The indictment, returned by a federal grand jury in the Southern District of Indiana, alleges that between Aug. 11, 2009, and Dec. 22, 2009, while a member of the City-County Council, Plowman solicited an undercover FBI agent to pay $5,000 in cash and to make a $1,000 campaign contribution for Plowman’s benefit. In exchange for the payments, Plowman allegedly would use his official actions and influence to facilitate the opening of a strip club in Indianapolis. According to the indictment, Plowman was a member of the Metropolitan Development Committee of the City-County Council. He was also a major with the Indianapolis Metropolitan Police Department.Court filings show that the court granted the government's motion for an order in limine to offer evidence of a consensual recording of a conversation with Plowman, an undercover FBI agent and a cooperating individual, as well instructions of the potential penalties against Plowman in the event of an indictment. Plowman intends to offer evidence of government misconduct, and the court granted the government's motion to limit testimony in that regard.
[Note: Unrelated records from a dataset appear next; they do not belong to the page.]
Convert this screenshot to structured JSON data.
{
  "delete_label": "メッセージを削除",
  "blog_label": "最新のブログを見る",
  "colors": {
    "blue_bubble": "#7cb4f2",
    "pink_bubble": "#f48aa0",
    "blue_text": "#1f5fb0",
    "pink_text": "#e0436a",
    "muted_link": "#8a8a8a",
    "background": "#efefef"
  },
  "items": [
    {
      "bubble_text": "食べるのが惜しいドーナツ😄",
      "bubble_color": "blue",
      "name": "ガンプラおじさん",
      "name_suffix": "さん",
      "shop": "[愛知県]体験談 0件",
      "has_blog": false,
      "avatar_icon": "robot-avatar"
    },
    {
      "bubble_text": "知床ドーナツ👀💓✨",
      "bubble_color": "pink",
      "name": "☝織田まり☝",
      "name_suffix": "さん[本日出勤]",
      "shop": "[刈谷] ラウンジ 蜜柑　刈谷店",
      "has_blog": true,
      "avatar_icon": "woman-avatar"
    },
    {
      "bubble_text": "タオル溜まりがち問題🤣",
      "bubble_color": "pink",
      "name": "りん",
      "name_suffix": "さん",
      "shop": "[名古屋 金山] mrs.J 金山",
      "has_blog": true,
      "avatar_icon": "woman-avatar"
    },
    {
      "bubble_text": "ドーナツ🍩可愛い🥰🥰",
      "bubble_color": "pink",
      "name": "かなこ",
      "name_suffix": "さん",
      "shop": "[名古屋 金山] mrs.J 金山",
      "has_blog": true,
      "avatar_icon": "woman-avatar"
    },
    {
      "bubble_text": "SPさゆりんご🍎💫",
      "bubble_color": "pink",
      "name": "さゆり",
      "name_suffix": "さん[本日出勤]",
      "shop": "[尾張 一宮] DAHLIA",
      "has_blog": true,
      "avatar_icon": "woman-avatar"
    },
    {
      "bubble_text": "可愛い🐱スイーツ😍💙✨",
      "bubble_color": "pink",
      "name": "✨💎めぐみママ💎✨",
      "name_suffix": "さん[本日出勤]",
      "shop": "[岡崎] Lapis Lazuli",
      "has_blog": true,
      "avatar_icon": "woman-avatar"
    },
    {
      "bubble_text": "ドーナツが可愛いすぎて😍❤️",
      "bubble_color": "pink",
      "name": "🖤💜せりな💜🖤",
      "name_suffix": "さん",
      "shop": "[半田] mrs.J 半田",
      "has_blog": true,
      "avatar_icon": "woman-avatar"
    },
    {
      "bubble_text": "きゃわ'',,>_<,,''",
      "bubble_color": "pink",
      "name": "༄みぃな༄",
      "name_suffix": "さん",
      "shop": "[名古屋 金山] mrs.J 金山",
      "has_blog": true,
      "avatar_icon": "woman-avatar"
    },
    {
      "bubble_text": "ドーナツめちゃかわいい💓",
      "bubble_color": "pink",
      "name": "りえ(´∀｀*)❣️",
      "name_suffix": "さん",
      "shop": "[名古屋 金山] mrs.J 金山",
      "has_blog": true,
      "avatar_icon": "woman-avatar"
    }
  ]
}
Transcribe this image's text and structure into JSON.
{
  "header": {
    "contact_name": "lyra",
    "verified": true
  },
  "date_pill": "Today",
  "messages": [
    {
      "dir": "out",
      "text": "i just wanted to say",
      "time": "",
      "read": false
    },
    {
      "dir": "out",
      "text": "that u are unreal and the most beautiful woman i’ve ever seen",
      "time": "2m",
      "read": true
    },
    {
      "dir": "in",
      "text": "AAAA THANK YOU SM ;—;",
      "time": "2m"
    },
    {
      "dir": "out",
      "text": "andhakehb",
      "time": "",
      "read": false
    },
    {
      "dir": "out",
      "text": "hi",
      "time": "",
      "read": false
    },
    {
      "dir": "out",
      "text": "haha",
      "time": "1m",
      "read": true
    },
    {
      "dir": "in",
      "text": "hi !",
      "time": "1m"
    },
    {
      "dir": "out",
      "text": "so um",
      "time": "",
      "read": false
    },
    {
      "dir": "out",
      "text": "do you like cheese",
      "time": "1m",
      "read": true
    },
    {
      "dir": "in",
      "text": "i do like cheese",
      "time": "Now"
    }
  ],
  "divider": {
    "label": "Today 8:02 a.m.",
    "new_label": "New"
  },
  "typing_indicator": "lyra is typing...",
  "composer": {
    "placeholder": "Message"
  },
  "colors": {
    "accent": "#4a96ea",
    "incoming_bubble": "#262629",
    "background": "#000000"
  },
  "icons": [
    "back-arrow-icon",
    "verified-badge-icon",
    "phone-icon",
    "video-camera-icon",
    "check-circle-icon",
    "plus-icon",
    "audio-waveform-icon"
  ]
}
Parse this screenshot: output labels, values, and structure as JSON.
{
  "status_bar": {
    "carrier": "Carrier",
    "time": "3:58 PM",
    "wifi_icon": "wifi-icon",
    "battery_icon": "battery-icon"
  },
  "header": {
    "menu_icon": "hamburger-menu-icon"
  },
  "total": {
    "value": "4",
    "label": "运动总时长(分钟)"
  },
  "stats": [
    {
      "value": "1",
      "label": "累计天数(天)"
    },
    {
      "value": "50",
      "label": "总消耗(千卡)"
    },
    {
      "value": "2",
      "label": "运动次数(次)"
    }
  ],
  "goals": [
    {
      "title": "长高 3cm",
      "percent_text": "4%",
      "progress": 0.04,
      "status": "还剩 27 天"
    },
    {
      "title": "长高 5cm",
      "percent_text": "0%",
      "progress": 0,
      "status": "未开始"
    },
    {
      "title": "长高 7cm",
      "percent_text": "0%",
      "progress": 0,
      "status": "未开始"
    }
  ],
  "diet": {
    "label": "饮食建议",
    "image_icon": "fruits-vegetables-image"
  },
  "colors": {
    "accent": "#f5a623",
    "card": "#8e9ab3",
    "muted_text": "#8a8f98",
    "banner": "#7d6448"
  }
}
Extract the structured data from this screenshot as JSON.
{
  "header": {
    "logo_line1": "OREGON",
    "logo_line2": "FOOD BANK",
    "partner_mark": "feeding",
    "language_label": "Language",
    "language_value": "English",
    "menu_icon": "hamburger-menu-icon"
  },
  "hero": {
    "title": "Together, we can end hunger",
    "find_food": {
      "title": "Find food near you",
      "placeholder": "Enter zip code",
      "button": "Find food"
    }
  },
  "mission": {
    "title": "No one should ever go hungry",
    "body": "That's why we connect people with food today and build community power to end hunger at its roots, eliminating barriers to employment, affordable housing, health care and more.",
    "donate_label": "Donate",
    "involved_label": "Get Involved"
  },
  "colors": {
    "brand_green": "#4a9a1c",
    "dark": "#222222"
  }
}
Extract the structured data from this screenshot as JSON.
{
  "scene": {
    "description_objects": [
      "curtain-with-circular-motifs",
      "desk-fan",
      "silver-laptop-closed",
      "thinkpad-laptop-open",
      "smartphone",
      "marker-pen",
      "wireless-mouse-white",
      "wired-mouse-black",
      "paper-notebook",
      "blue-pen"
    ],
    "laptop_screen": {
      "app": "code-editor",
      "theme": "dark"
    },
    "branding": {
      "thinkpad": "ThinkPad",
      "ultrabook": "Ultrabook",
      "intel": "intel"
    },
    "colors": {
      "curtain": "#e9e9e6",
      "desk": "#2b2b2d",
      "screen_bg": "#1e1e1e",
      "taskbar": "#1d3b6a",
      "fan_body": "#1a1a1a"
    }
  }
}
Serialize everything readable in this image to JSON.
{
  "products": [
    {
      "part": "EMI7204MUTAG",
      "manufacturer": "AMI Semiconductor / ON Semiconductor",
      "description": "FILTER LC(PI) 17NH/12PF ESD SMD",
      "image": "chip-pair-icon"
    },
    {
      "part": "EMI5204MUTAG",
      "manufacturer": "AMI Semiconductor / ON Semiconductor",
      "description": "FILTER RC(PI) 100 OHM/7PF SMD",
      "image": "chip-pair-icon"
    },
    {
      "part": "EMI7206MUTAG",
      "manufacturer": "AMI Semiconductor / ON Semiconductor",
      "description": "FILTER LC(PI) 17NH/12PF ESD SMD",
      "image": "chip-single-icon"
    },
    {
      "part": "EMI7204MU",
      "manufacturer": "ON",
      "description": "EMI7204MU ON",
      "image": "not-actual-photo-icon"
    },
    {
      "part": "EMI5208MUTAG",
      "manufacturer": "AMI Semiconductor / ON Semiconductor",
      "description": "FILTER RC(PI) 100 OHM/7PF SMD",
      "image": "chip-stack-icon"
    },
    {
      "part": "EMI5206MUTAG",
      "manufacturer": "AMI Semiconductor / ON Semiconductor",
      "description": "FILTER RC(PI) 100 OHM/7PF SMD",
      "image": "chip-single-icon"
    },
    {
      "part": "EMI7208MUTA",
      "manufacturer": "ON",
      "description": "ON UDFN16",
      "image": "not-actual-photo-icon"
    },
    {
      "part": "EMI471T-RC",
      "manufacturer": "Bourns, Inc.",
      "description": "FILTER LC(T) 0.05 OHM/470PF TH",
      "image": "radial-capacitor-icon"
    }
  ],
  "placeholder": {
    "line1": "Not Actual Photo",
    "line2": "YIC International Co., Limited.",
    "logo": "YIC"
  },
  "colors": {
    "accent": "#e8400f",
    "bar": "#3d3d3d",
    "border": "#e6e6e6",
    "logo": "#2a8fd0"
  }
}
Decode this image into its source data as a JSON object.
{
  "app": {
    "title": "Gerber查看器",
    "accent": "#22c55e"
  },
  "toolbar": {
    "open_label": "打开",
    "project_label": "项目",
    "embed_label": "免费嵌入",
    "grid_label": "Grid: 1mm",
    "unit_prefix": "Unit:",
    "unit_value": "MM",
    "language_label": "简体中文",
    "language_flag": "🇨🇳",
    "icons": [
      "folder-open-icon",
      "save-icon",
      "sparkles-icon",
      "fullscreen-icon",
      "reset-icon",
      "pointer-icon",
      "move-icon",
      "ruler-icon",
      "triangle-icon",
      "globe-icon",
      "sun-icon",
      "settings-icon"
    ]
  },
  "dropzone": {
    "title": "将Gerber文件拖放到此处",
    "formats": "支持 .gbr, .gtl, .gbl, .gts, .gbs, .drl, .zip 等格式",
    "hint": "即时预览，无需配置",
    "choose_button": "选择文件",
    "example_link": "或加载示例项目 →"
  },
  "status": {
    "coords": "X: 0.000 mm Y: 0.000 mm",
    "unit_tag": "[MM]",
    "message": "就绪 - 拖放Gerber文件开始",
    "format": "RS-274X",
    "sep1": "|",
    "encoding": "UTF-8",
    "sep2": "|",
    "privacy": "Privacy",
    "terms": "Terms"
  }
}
Several sealed motions made by the government were taken under advisement by the court. Advance Indiana has learned that the government also intends to call other individuals who served on the Board of Zoning Appeals during the period in question. One BZA member, Brad Klopfenstein, has publicly acknowledged Plowman discussed a potential case with him. Klopfenstein also served as Plowman's campaign manager. It is uncertain when a new trial date will be scheduled.
Plowman faces a maximum penalty on the extortion charge of 20 years in prison and a $250,000 fine. He faces a maximum penalty on the bribery charge of 10 years in prison and a $250,000 fine. An initial hearing will be scheduled before a U.S. Magistrate Judge in the Southern District of Indiana.
An indictment is merely a charge and defendants are presumed innocent until proven guilty.
The case is being prosecuted by Senior Trial Attorney Richard C. Pilger of the Criminal Division’s Public Integrity Section and Assistant U.S. Attorney Joe H. Vaughn. The case is being investigated by the FBI.